RECORDS SHOWN:
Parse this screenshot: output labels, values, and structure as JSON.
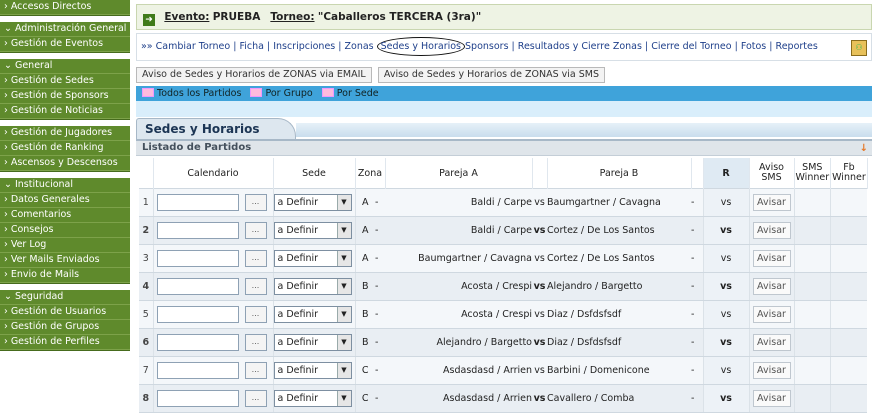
{
  "sidebar": {
    "groups": [
      {
        "items": [
          {
            "label": "› Accesos Directos"
          }
        ]
      },
      {
        "items": [
          {
            "label": "⌄ Administración General",
            "head": true
          },
          {
            "label": "› Gestión de Eventos"
          }
        ]
      },
      {
        "items": [
          {
            "label": "⌄ General",
            "head": true
          },
          {
            "label": "› Gestión de Sedes"
          },
          {
            "label": "› Gestión de Sponsors"
          },
          {
            "label": "› Gestión de Noticias"
          }
        ]
      },
      {
        "items": [
          {
            "label": "› Gestión de Jugadores"
          },
          {
            "label": "› Gestión de Ranking"
          },
          {
            "label": "› Ascensos y Descensos"
          }
        ]
      },
      {
        "items": [
          {
            "label": "⌄ Institucional",
            "head": true
          },
          {
            "label": "› Datos Generales"
          },
          {
            "label": "› Comentarios"
          },
          {
            "label": "› Consejos"
          },
          {
            "label": "› Ver Log"
          },
          {
            "label": "› Ver Mails Enviados"
          },
          {
            "label": "› Envio de Mails"
          }
        ]
      },
      {
        "items": [
          {
            "label": "⌄ Seguridad",
            "head": true
          },
          {
            "label": "› Gestión de Usuarios"
          },
          {
            "label": "› Gestión de Grupos"
          },
          {
            "label": "› Gestión de Perfiles"
          }
        ]
      }
    ]
  },
  "event": {
    "evento_label": "Evento:",
    "evento_value": "PRUEBA",
    "torneo_label": "Torneo:",
    "torneo_value": "\"Caballeros TERCERA (3ra)\""
  },
  "links": {
    "prefix": "»» ",
    "items": [
      "Cambiar Torneo",
      "Ficha",
      "Inscripciones",
      "Zonas",
      "Sedes y Horarios",
      "Sponsors",
      "Resultados y Cierre Zonas",
      "Cierre del Torneo",
      "Fotos",
      "Reportes"
    ],
    "highlighted": "Sedes y Horarios"
  },
  "sms_buttons": [
    "Aviso de Sedes y Horarios de ZONAS via EMAIL",
    "Aviso de Sedes y Horarios de ZONAS via SMS"
  ],
  "filters": [
    "Todos los Partidos",
    "Por Grupo",
    "Por Sede"
  ],
  "section_title": "Sedes y Horarios",
  "list_title": "Listado de Partidos",
  "columns": {
    "calendario": "Calendario",
    "sede": "Sede",
    "zona": "Zona",
    "pareja_a": "Pareja A",
    "pareja_b": "Pareja B",
    "r": "R",
    "aviso_sms": "Aviso SMS",
    "sms_winner": "SMS Winner",
    "fb_winner": "Fb Winner"
  },
  "rows": [
    {
      "n": "1",
      "sede": "a Definir",
      "zona": "A",
      "pa": "Baldi / Carpe",
      "vs": "vs",
      "pb": "Baumgartner / Cavagna",
      "r": "vs",
      "avisar": "Avisar"
    },
    {
      "n": "2",
      "sede": "a Definir",
      "zona": "A",
      "pa": "Baldi / Carpe",
      "vs": "vs",
      "pb": "Cortez / De Los Santos",
      "r": "vs",
      "avisar": "Avisar"
    },
    {
      "n": "3",
      "sede": "a Definir",
      "zona": "A",
      "pa": "Baumgartner / Cavagna",
      "vs": "vs",
      "pb": "Cortez / De Los Santos",
      "r": "vs",
      "avisar": "Avisar"
    },
    {
      "n": "4",
      "sede": "a Definir",
      "zona": "B",
      "pa": "Acosta / Crespi",
      "vs": "vs",
      "pb": "Alejandro / Bargetto",
      "r": "vs",
      "avisar": "Avisar"
    },
    {
      "n": "5",
      "sede": "a Definir",
      "zona": "B",
      "pa": "Acosta / Crespi",
      "vs": "vs",
      "pb": "Diaz / Dsfdsfsdf",
      "r": "vs",
      "avisar": "Avisar"
    },
    {
      "n": "6",
      "sede": "a Definir",
      "zona": "B",
      "pa": "Alejandro / Bargetto",
      "vs": "vs",
      "pb": "Diaz / Dsfdsfsdf",
      "r": "vs",
      "avisar": "Avisar"
    },
    {
      "n": "7",
      "sede": "a Definir",
      "zona": "C",
      "pa": "Asdasdasd / Arrien",
      "vs": "vs",
      "pb": "Barbini / Domenicone",
      "r": "vs",
      "avisar": "Avisar"
    },
    {
      "n": "8",
      "sede": "a Definir",
      "zona": "C",
      "pa": "Asdasdasd / Arrien",
      "vs": "vs",
      "pb": "Cavallero / Comba",
      "r": "vs",
      "avisar": "Avisar"
    }
  ],
  "colors": {
    "sidebar_green": "#5f8a2c",
    "filter_blue": "#3fa3da",
    "link_blue": "#1e3f8a"
  }
}
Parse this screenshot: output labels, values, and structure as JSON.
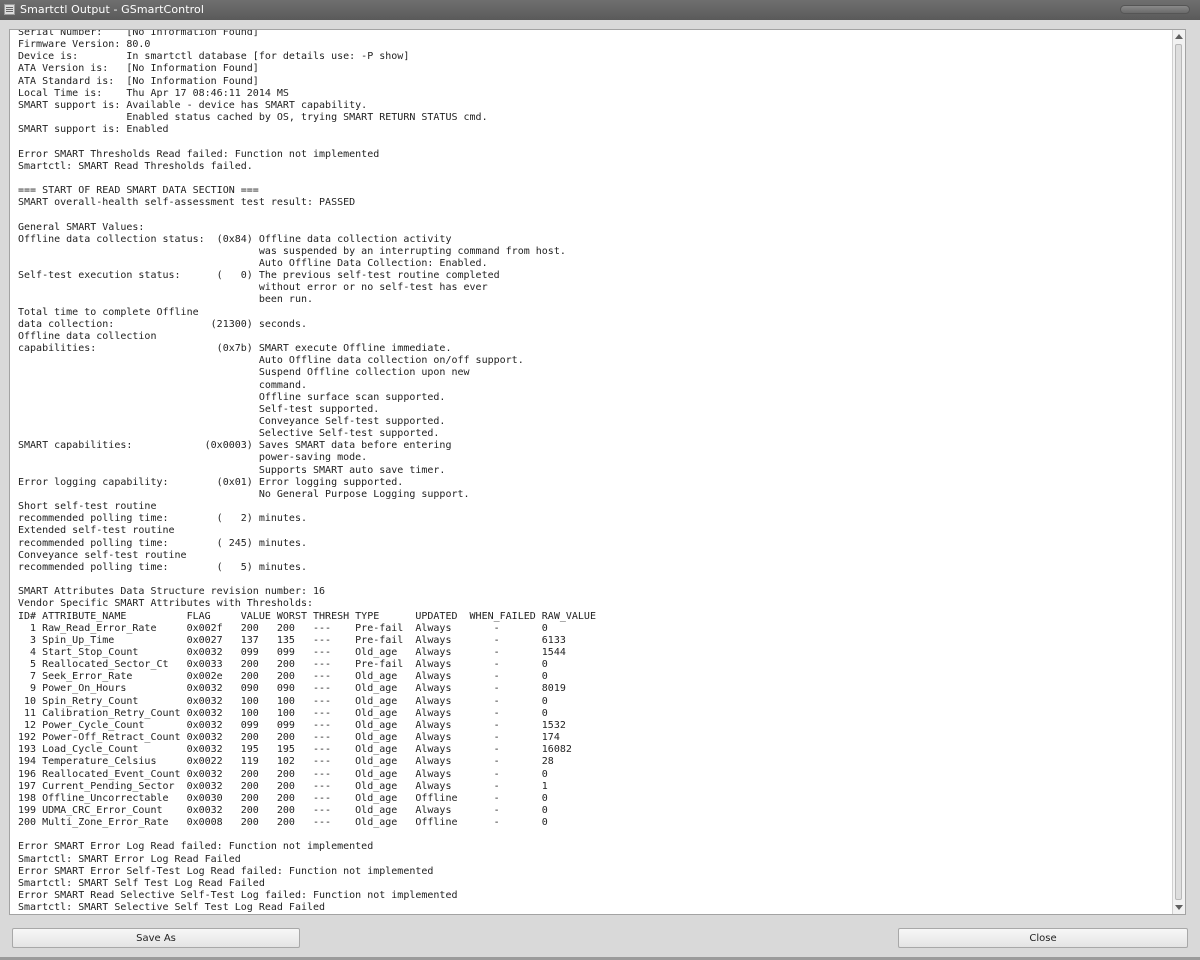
{
  "window": {
    "title": "Smartctl Output - GSmartControl"
  },
  "output": {
    "text": "Serial Number:    [No Information Found]\nFirmware Version: 80.0\nDevice is:        In smartctl database [for details use: -P show]\nATA Version is:   [No Information Found]\nATA Standard is:  [No Information Found]\nLocal Time is:    Thu Apr 17 08:46:11 2014 MS\nSMART support is: Available - device has SMART capability.\n                  Enabled status cached by OS, trying SMART RETURN STATUS cmd.\nSMART support is: Enabled\n\nError SMART Thresholds Read failed: Function not implemented\nSmartctl: SMART Read Thresholds failed.\n\n=== START OF READ SMART DATA SECTION ===\nSMART overall-health self-assessment test result: PASSED\n\nGeneral SMART Values:\nOffline data collection status:  (0x84) Offline data collection activity\n                                        was suspended by an interrupting command from host.\n                                        Auto Offline Data Collection: Enabled.\nSelf-test execution status:      (   0) The previous self-test routine completed\n                                        without error or no self-test has ever\n                                        been run.\nTotal time to complete Offline\ndata collection:                (21300) seconds.\nOffline data collection\ncapabilities:                    (0x7b) SMART execute Offline immediate.\n                                        Auto Offline data collection on/off support.\n                                        Suspend Offline collection upon new\n                                        command.\n                                        Offline surface scan supported.\n                                        Self-test supported.\n                                        Conveyance Self-test supported.\n                                        Selective Self-test supported.\nSMART capabilities:            (0x0003) Saves SMART data before entering\n                                        power-saving mode.\n                                        Supports SMART auto save timer.\nError logging capability:        (0x01) Error logging supported.\n                                        No General Purpose Logging support.\nShort self-test routine\nrecommended polling time:        (   2) minutes.\nExtended self-test routine\nrecommended polling time:        ( 245) minutes.\nConveyance self-test routine\nrecommended polling time:        (   5) minutes.\n\nSMART Attributes Data Structure revision number: 16\nVendor Specific SMART Attributes with Thresholds:\nID# ATTRIBUTE_NAME          FLAG     VALUE WORST THRESH TYPE      UPDATED  WHEN_FAILED RAW_VALUE\n  1 Raw_Read_Error_Rate     0x002f   200   200   ---    Pre-fail  Always       -       0\n  3 Spin_Up_Time            0x0027   137   135   ---    Pre-fail  Always       -       6133\n  4 Start_Stop_Count        0x0032   099   099   ---    Old_age   Always       -       1544\n  5 Reallocated_Sector_Ct   0x0033   200   200   ---    Pre-fail  Always       -       0\n  7 Seek_Error_Rate         0x002e   200   200   ---    Old_age   Always       -       0\n  9 Power_On_Hours          0x0032   090   090   ---    Old_age   Always       -       8019\n 10 Spin_Retry_Count        0x0032   100   100   ---    Old_age   Always       -       0\n 11 Calibration_Retry_Count 0x0032   100   100   ---    Old_age   Always       -       0\n 12 Power_Cycle_Count       0x0032   099   099   ---    Old_age   Always       -       1532\n192 Power-Off_Retract_Count 0x0032   200   200   ---    Old_age   Always       -       174\n193 Load_Cycle_Count        0x0032   195   195   ---    Old_age   Always       -       16082\n194 Temperature_Celsius     0x0022   119   102   ---    Old_age   Always       -       28\n196 Reallocated_Event_Count 0x0032   200   200   ---    Old_age   Always       -       0\n197 Current_Pending_Sector  0x0032   200   200   ---    Old_age   Always       -       1\n198 Offline_Uncorrectable   0x0030   200   200   ---    Old_age   Offline      -       0\n199 UDMA_CRC_Error_Count    0x0032   200   200   ---    Old_age   Always       -       0\n200 Multi_Zone_Error_Rate   0x0008   200   200   ---    Old_age   Offline      -       0\n\nError SMART Error Log Read failed: Function not implemented\nSmartctl: SMART Error Log Read Failed\nError SMART Error Self-Test Log Read failed: Function not implemented\nSmartctl: SMART Self Test Log Read Failed\nError SMART Read Selective Self-Test Log failed: Function not implemented\nSmartctl: SMART Selective Self Test Log Read Failed"
  },
  "buttons": {
    "save_as": "Save As",
    "close": "Close"
  }
}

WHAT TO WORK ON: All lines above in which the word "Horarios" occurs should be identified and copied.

RESULT OF THE TASK:
      "Sedes y Horarios",
    "highlighted": "Sedes y Horarios"
    "Aviso de Sedes y Horarios de ZONAS via EMAIL",
    "Aviso de Sedes y Horarios de ZONAS via SMS"
  "section_title": "Sedes y Horarios",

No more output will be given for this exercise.